### [How to complete this task]
In how many lines of the records below does the word "bulb" appear? Answer with the number alone.

(Dataset records)
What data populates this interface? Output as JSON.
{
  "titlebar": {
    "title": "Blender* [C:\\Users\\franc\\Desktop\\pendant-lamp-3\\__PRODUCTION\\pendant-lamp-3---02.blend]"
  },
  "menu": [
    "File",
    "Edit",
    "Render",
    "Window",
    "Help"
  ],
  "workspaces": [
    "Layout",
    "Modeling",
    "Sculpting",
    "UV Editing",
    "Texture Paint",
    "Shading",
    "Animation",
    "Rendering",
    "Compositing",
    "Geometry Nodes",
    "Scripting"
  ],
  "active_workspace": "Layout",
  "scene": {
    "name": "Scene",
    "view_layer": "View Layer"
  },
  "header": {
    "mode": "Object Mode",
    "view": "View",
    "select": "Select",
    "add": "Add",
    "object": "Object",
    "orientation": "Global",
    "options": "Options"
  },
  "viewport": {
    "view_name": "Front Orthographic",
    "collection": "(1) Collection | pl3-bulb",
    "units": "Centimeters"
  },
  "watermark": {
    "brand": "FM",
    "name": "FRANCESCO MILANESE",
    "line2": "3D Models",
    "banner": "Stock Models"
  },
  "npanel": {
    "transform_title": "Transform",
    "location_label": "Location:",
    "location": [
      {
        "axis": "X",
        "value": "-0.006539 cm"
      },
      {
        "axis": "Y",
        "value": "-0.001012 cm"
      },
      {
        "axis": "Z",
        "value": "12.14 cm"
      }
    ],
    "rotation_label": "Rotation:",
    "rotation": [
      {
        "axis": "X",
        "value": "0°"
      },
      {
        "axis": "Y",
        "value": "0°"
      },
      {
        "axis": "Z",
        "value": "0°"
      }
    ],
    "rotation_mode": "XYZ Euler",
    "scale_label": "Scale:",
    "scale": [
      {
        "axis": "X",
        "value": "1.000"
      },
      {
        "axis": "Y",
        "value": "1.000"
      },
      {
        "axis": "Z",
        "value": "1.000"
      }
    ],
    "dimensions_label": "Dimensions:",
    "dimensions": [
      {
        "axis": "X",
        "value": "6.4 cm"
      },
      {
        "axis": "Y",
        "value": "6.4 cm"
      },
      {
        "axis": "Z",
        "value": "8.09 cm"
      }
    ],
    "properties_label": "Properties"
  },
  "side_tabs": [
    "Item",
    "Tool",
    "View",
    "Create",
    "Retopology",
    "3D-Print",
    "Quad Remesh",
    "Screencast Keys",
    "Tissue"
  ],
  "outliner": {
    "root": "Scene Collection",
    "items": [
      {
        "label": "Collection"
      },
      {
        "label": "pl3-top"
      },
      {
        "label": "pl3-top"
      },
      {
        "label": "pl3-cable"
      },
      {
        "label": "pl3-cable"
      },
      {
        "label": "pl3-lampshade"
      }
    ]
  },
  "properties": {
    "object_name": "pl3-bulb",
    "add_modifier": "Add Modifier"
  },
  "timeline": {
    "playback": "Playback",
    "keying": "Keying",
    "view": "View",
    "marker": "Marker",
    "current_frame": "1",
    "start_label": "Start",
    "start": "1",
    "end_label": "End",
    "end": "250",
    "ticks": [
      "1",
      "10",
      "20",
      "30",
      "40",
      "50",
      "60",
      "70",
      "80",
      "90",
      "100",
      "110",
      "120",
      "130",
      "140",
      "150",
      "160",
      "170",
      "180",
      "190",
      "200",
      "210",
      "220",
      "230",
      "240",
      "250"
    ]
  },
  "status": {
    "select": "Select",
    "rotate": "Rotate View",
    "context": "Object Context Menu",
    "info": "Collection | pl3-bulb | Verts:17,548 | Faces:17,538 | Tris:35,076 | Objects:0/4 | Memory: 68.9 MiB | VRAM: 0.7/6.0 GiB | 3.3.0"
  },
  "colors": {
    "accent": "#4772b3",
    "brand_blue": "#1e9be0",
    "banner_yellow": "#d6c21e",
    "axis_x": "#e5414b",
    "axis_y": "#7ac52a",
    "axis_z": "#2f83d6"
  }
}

### [Finished task]
3